(TASK GOAL) Pictures aside, repeat every record below exactly.

══════════

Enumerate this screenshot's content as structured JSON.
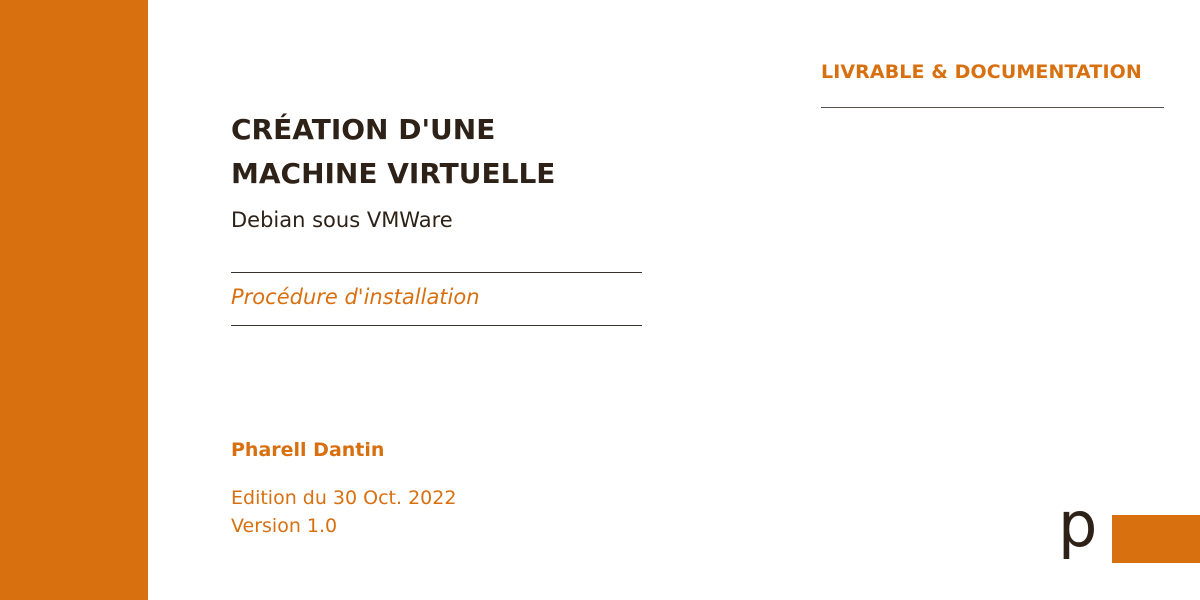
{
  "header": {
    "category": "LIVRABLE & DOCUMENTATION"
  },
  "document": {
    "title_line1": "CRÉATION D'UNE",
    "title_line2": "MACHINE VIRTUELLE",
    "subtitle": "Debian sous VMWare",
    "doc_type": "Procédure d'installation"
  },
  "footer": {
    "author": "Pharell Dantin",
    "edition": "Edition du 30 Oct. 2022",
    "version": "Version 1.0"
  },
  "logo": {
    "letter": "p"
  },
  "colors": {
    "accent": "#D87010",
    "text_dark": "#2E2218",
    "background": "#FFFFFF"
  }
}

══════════

(TASK SOLUTION)
Enumerate this screenshot's content as structured JSON.
{
  "header": {
    "category": "LIVRABLE & DOCUMENTATION"
  },
  "document": {
    "title_line1": "CRÉATION D'UNE",
    "title_line2": "MACHINE VIRTUELLE",
    "subtitle": "Debian sous VMWare",
    "doc_type": "Procédure d'installation"
  },
  "footer": {
    "author": "Pharell Dantin",
    "edition": "Edition du 30 Oct. 2022",
    "version": "Version 1.0"
  },
  "logo": {
    "letter": "p"
  },
  "colors": {
    "accent": "#D87010",
    "text_dark": "#2E2218",
    "background": "#FFFFFF"
  }
}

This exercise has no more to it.